[Collected data]
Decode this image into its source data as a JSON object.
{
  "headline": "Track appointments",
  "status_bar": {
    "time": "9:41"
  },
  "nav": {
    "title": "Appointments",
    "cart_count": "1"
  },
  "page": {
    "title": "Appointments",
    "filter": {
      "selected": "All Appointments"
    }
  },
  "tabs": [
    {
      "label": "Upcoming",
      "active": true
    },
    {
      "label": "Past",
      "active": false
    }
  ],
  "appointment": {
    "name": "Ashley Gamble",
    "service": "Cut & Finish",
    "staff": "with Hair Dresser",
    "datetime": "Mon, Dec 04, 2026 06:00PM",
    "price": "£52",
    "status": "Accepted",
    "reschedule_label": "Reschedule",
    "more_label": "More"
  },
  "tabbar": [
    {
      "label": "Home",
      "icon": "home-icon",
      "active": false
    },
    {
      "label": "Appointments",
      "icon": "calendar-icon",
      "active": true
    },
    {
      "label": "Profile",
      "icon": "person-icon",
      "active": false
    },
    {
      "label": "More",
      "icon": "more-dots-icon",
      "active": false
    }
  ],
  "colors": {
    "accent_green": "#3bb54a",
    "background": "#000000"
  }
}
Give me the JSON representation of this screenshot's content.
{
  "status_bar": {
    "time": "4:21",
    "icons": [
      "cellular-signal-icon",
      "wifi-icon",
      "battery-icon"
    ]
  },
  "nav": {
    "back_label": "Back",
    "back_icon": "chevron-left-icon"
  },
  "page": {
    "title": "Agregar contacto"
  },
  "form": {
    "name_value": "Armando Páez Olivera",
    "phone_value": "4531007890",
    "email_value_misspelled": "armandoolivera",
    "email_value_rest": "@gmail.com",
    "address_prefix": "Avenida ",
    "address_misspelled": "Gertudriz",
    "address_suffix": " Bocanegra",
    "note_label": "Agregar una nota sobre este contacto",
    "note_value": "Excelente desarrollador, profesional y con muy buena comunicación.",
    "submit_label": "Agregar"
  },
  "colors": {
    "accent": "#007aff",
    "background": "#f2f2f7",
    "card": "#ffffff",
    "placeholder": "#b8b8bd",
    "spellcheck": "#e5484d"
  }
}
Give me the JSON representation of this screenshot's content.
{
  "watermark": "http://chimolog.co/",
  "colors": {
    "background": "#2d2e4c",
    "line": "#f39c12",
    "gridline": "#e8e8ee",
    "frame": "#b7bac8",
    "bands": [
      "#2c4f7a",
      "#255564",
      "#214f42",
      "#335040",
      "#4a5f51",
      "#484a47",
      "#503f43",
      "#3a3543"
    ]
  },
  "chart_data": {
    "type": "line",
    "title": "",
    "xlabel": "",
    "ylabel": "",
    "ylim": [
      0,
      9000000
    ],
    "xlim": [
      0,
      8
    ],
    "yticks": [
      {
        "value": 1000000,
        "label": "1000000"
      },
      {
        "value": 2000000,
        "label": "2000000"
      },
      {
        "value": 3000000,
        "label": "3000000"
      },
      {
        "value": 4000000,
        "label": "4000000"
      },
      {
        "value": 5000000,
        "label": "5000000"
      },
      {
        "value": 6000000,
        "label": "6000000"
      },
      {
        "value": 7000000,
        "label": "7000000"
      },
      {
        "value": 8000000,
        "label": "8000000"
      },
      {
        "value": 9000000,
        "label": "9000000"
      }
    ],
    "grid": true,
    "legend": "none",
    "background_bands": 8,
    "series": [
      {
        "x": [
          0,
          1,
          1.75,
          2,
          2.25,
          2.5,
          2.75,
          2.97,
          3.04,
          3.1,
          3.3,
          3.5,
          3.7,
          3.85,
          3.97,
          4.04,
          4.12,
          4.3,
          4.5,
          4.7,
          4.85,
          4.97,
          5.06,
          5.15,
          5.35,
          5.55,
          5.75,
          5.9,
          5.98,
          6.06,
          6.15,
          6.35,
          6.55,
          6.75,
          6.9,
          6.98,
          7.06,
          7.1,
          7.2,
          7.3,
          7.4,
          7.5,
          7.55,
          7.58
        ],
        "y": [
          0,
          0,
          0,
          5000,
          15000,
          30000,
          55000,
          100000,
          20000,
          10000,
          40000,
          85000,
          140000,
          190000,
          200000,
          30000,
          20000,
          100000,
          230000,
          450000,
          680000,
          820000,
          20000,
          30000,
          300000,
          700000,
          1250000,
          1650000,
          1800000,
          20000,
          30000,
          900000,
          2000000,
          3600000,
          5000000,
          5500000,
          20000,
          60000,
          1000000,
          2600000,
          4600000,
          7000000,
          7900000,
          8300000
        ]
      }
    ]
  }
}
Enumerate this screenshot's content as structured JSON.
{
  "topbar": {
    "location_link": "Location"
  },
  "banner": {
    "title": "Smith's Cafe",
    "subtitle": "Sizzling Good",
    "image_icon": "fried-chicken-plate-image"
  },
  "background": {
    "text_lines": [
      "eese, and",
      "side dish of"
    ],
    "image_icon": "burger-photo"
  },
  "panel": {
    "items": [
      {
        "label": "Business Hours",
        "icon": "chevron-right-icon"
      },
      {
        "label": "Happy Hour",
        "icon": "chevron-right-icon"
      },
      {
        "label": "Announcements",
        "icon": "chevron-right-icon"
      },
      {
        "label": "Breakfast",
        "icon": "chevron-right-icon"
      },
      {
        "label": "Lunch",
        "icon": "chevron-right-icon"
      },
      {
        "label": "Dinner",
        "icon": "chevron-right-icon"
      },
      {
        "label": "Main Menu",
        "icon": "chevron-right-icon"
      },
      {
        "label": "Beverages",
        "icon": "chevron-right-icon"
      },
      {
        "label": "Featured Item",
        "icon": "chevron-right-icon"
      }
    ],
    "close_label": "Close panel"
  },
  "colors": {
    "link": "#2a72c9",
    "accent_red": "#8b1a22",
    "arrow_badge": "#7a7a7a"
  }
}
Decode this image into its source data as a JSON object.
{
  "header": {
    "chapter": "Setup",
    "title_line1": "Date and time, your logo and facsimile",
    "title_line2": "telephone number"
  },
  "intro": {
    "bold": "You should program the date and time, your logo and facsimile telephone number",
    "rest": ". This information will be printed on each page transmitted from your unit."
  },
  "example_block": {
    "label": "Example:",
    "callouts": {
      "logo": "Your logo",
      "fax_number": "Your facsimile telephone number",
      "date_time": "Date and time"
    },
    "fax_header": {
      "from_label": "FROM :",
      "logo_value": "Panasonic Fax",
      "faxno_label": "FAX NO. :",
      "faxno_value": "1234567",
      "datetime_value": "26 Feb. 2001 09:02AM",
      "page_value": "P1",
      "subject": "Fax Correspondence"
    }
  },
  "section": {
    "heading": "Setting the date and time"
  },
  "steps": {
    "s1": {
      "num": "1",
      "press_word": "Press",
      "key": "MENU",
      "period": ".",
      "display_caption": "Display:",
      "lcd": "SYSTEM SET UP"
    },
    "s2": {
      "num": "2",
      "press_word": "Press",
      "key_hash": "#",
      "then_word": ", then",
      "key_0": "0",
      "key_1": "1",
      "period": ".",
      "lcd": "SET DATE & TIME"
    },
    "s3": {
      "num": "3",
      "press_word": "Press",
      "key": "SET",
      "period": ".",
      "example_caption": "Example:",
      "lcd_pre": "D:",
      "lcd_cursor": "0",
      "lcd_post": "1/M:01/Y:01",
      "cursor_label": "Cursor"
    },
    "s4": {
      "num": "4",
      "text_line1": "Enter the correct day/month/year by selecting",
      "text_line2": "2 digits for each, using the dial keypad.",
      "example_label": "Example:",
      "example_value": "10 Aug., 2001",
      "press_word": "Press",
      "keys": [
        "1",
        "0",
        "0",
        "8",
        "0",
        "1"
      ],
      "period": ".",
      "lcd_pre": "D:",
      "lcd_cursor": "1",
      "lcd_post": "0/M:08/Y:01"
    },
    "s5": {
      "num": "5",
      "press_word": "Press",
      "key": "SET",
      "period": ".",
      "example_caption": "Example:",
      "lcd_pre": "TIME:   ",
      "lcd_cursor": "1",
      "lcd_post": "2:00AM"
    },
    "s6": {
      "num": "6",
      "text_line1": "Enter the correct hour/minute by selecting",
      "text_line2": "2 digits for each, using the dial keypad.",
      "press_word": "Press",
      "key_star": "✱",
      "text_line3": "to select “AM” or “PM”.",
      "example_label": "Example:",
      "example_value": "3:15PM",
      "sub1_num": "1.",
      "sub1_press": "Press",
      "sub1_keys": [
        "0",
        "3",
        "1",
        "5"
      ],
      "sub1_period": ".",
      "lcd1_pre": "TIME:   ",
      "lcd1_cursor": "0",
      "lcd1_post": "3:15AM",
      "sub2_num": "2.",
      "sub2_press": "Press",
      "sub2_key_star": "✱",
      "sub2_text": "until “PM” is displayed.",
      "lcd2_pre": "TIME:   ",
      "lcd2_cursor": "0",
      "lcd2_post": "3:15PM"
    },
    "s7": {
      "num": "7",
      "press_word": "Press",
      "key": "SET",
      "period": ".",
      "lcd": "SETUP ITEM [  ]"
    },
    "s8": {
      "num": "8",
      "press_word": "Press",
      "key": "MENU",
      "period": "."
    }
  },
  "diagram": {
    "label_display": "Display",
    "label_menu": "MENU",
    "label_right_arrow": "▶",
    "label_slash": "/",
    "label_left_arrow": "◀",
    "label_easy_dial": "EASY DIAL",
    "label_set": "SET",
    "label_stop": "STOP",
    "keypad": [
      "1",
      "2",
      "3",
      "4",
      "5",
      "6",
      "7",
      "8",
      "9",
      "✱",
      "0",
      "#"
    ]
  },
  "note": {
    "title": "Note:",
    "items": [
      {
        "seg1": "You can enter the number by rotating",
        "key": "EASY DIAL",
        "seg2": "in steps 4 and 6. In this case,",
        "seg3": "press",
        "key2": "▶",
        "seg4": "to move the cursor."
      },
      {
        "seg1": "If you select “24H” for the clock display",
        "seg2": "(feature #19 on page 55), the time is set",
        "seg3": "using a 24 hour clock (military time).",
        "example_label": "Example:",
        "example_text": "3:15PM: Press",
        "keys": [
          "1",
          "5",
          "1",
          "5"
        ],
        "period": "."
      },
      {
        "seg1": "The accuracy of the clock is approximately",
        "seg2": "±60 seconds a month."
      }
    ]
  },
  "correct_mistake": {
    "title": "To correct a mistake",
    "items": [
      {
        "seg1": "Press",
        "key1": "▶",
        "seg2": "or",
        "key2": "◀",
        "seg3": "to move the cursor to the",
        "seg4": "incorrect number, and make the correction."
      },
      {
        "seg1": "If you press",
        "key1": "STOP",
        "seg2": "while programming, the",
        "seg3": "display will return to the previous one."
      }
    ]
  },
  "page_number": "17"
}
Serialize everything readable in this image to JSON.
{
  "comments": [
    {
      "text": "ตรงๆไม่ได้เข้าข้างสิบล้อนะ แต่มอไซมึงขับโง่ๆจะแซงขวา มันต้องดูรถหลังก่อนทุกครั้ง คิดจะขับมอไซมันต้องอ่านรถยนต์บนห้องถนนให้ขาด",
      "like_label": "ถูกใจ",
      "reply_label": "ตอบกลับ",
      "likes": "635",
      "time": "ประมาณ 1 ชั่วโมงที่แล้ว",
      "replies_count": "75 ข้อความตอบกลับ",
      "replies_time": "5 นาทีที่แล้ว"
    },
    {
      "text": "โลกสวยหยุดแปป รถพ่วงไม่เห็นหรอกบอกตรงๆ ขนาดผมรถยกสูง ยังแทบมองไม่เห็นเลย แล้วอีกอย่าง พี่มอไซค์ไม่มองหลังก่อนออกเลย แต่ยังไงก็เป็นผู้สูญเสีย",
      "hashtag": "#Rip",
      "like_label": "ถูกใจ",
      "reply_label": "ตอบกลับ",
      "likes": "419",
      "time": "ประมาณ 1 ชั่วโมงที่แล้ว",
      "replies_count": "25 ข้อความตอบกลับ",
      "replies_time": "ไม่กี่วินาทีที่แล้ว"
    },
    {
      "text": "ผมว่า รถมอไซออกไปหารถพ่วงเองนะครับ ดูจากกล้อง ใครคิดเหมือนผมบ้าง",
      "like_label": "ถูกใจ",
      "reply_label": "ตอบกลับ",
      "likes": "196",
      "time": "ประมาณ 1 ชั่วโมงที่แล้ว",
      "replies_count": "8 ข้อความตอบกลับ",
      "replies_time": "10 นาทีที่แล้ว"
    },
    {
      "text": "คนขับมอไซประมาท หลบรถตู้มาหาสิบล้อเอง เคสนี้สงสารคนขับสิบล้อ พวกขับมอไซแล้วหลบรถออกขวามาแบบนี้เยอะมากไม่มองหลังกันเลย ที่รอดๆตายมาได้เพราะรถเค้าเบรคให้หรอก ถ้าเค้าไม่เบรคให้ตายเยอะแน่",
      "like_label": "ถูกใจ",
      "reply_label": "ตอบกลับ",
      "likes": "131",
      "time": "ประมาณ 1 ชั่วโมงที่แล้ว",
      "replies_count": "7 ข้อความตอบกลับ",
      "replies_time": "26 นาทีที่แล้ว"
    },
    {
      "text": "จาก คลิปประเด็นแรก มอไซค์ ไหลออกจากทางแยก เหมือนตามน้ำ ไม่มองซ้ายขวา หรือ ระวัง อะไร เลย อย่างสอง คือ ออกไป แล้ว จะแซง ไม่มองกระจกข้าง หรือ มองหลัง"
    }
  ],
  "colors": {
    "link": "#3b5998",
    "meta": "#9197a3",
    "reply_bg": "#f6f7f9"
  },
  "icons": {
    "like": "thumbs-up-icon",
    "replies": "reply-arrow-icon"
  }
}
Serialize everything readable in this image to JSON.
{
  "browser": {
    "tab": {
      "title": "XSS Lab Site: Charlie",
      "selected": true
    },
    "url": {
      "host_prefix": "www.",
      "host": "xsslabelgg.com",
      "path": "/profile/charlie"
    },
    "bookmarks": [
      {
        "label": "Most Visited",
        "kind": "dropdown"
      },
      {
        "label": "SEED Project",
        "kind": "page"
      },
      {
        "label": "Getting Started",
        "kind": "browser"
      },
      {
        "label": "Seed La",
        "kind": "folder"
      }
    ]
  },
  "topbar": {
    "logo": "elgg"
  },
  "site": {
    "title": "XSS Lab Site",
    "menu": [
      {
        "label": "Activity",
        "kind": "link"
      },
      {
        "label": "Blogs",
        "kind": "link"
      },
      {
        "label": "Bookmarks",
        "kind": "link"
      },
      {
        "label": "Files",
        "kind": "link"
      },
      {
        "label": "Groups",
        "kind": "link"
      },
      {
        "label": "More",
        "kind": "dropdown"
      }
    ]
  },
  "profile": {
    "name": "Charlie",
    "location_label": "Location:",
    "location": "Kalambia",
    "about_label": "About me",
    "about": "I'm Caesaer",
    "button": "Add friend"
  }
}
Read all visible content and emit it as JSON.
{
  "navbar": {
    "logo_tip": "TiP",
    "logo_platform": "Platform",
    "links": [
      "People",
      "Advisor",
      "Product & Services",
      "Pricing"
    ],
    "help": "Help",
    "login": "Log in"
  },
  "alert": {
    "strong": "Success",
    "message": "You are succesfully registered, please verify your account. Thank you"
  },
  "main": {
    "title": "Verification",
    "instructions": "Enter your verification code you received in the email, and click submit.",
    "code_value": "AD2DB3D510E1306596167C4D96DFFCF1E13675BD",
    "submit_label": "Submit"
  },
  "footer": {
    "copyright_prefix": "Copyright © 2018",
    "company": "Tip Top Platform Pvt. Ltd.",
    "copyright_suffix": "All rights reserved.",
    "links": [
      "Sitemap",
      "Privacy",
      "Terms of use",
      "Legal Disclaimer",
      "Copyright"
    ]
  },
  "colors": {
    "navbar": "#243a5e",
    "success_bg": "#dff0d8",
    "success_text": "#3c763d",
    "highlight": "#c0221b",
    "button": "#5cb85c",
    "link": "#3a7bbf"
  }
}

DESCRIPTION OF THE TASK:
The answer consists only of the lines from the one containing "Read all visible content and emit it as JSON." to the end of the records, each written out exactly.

ANSWER SPACE:
Read all visible content and emit it as JSON.
{
  "navbar": {
    "logo_tip": "TiP",
    "logo_platform": "Platform",
    "links": [
      "People",
      "Advisor",
      "Product & Services",
      "Pricing"
    ],
    "help": "Help",
    "login": "Log in"
  },
  "alert": {
    "strong": "Success",
    "message": "You are succesfully registered, please verify your account. Thank you"
  },
  "main": {
    "title": "Verification",
    "instructions": "Enter your verification code you received in the email, and click submit.",
    "code_value": "AD2DB3D510E1306596167C4D96DFFCF1E13675BD",
    "submit_label": "Submit"
  },
  "footer": {
    "copyright_prefix": "Copyright © 2018",
    "company": "Tip Top Platform Pvt. Ltd.",
    "copyright_suffix": "All rights reserved.",
    "links": [
      "Sitemap",
      "Privacy",
      "Terms of use",
      "Legal Disclaimer",
      "Copyright"
    ]
  },
  "colors": {
    "navbar": "#243a5e",
    "success_bg": "#dff0d8",
    "success_text": "#3c763d",
    "highlight": "#c0221b",
    "button": "#5cb85c",
    "link": "#3a7bbf"
  }
}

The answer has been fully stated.